Does your charity have investments and an endowment? Do you have an investment policy? Are you trying to maximize return to grow the endowment and pay for ongoing charitable activities? Who is responsible for investments and why? These are all questions that nonprofits should be seeking to address with their investments and – crucially – aligning them to the mission and vision of the organization.
Many charities, like individuals, are guilty of betraying their values when it comes to their investments. For example, a health charity might be working towards curing cancer, but then hold shares in tobacco companies (either directly or though funds/indices) that are part of the problem they are fighting against. A clear conflict of interest between a cause driven organization and profit driven companies. Charities (and individuals) seem to behave as through investment decisions somehow lie outside of the normal ethical boundary of their cause. Charitable activities are one thing, and financial decisions are another.
The nonprofit sector holds billions of dollars in investments. If that money is diverted towards organizations working to improve society and paying returns then the charitable sector as a whole can leverage even more benefit from their work.
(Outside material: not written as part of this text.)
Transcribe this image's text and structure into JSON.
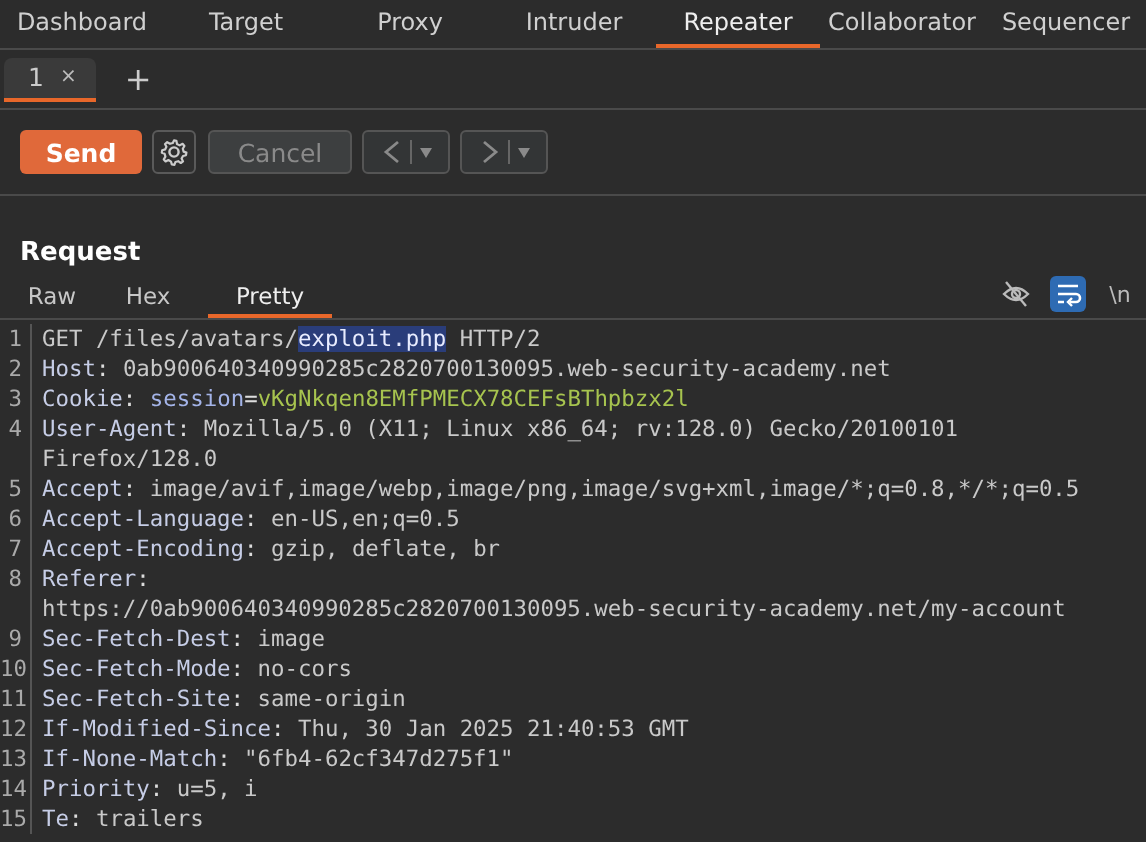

For example, social enterprises and impact investments can be effective ways of charities stretching their social and environmental impact much further. Foundations are already starting to do this with their endowments, but there’s no reason why charities with endowments couldn’t do the same.
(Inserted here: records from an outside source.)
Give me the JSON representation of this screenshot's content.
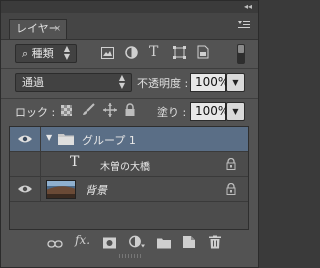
{
  "panel": {
    "tab_label": "レイヤー",
    "tab_close": "×"
  },
  "filter": {
    "kind_label": "種類",
    "search_glyph": "⌕",
    "type_glyph": "T"
  },
  "blend": {
    "mode_value": "通過",
    "opacity_label": "不透明度 :",
    "opacity_value": "100%"
  },
  "lock": {
    "lock_label": "ロック :",
    "fill_label": "塗り :",
    "fill_value": "100%"
  },
  "layers": [
    {
      "name": "グループ 1",
      "kind": "group",
      "visible": true,
      "locked": false
    },
    {
      "name": "木曽の大橋",
      "kind": "text",
      "visible": false,
      "locked": true
    },
    {
      "name": "背景",
      "kind": "image",
      "visible": true,
      "locked": true
    }
  ],
  "layer_glyphs": {
    "text_glyph": "T",
    "group_arrow": "▼"
  },
  "footer": {
    "fx_label": "fx."
  },
  "colors": {
    "panel_bg": "#535353",
    "selected_row": "#5a6e86",
    "field_bg": "#e8e8e8"
  }
}
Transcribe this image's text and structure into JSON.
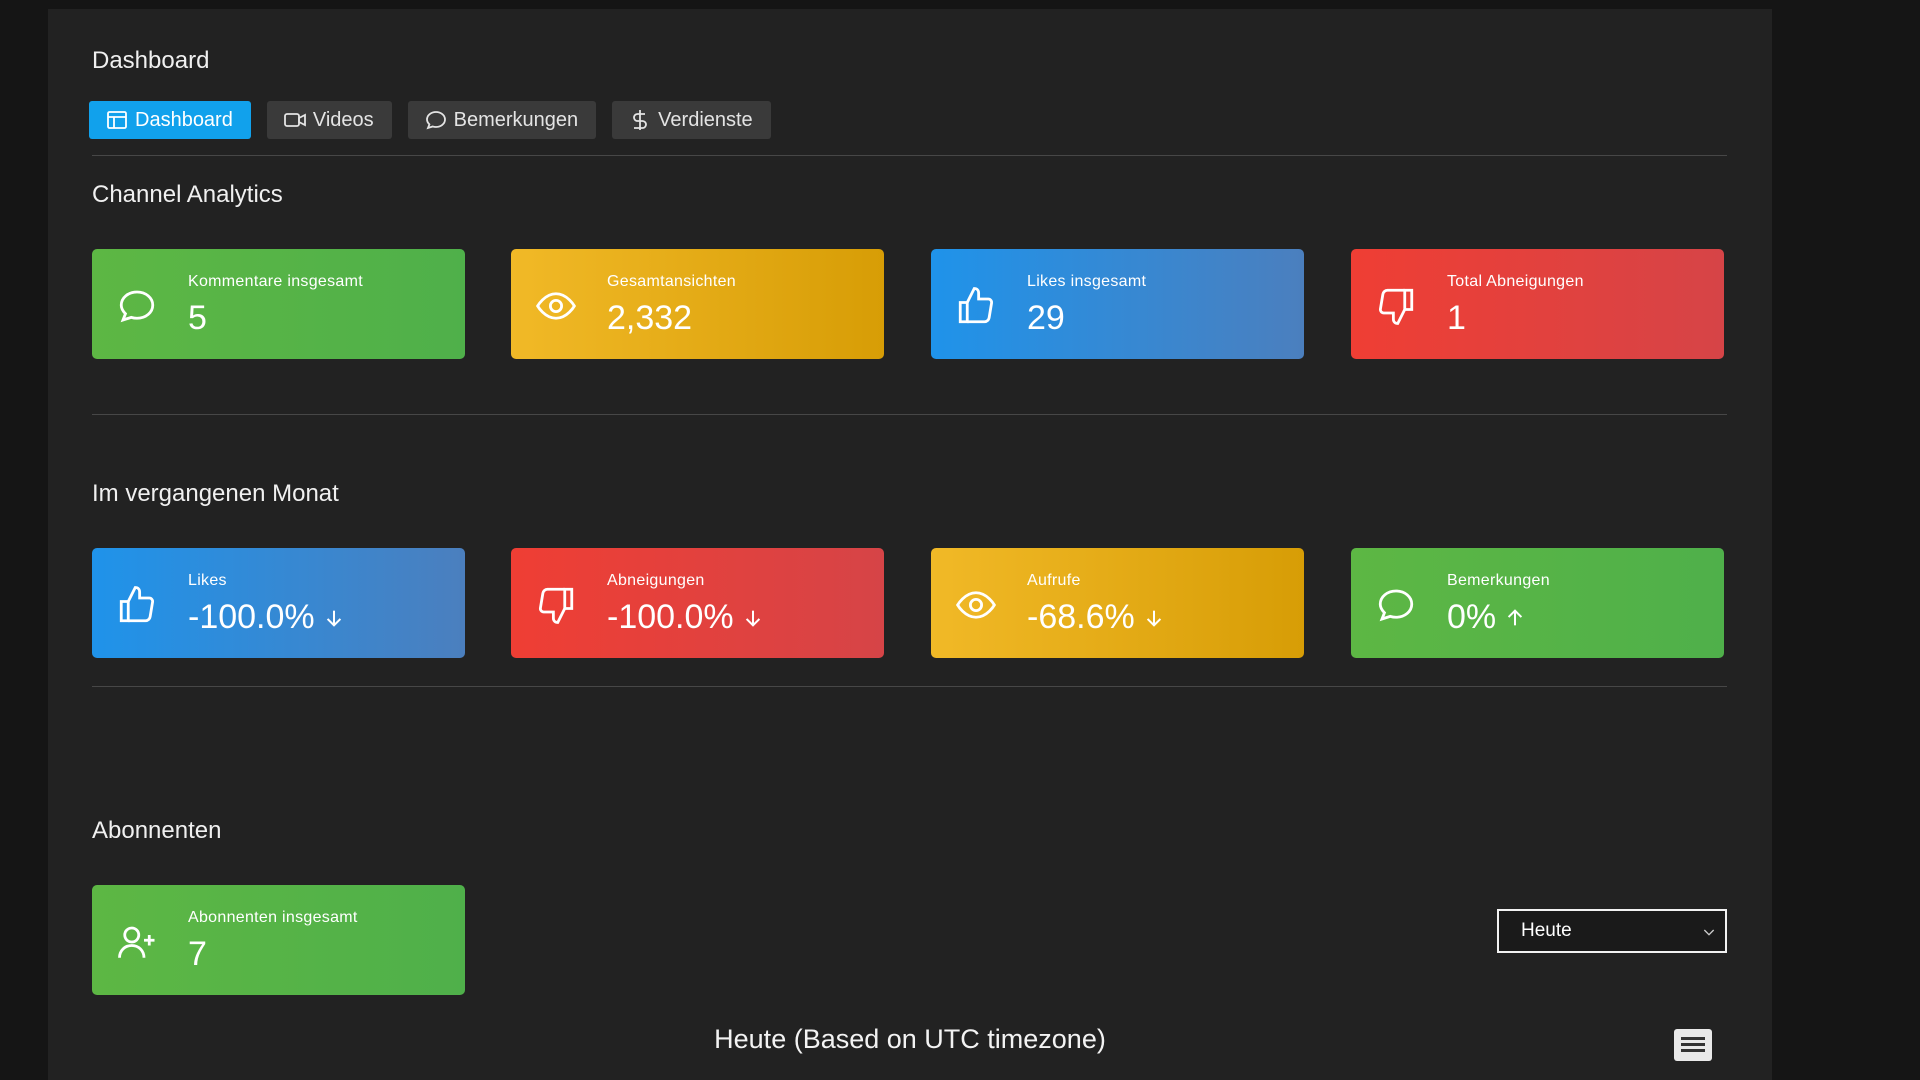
{
  "header": {
    "title": "Dashboard"
  },
  "tabs": [
    {
      "label": "Dashboard",
      "active": true,
      "icon": "layout-icon"
    },
    {
      "label": "Videos",
      "active": false,
      "icon": "video-camera-icon"
    },
    {
      "label": "Bemerkungen",
      "active": false,
      "icon": "comment-icon"
    },
    {
      "label": "Verdienste",
      "active": false,
      "icon": "dollar-icon"
    }
  ],
  "channel_analytics": {
    "title": "Channel Analytics",
    "cards": [
      {
        "label": "Kommentare insgesamt",
        "value": "5",
        "color": "#5db744",
        "icon": "comment-icon"
      },
      {
        "label": "Gesamtansichten",
        "value": "2,332",
        "color": "#f1b927",
        "icon": "eye-icon"
      },
      {
        "label": "Likes insgesamt",
        "value": "29",
        "color": "#1f93ea",
        "icon": "thumbs-up-icon"
      },
      {
        "label": "Total Abneigungen",
        "value": "1",
        "color": "#ef3e34",
        "icon": "thumbs-down-icon"
      }
    ]
  },
  "last_month": {
    "title": "Im vergangenen Monat",
    "cards": [
      {
        "label": "Likes",
        "value": "-100.0%",
        "trend": "down",
        "color": "#1f93ea",
        "icon": "thumbs-up-icon"
      },
      {
        "label": "Abneigungen",
        "value": "-100.0%",
        "trend": "down",
        "color": "#ef3e34",
        "icon": "thumbs-down-icon"
      },
      {
        "label": "Aufrufe",
        "value": "-68.6%",
        "trend": "down",
        "color": "#f1b927",
        "icon": "eye-icon"
      },
      {
        "label": "Bemerkungen",
        "value": "0%",
        "trend": "up",
        "color": "#5db744",
        "icon": "comment-icon"
      }
    ]
  },
  "subscribers": {
    "title": "Abonnenten",
    "card": {
      "label": "Abonnenten insgesamt",
      "value": "7",
      "color": "#5db744",
      "icon": "user-plus-icon"
    },
    "period_select": {
      "value": "Heute"
    },
    "chart_title": "Heute (Based on UTC timezone)"
  },
  "chart_menu": {
    "icon": "hamburger-menu-icon"
  }
}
But if charity investments are focused more on maximizing financial return, then the outcomes may be antithetical to the end result charities are working towards. Not only should charities be swayed by this ethical imperative to increase social benefit rather than fighting against it, but they should also note that polls show the majority of individuals would have a negative opinion of and be less likely to give to charities that invest contrary to their mission.
While more and more charities are developing ethical investment policies (about 60% of charities with investments over $1.5m according to EIRIS), there is still a long way to go. Socially responsible investments (SRI) can sometimes be a good filter, but they still have their limitations and can include controversial companies who are ‘best of sector’ performers (which doesn’t matter much if you want to exclude certain sectors). So, each charity’s investment policy – if it is truly going to align with its mission – needs to have input from the Trustees/Board and be developed in a transparent way. Nonprofits can then start to recognize that the buck doesn’t stop at their charitable activities.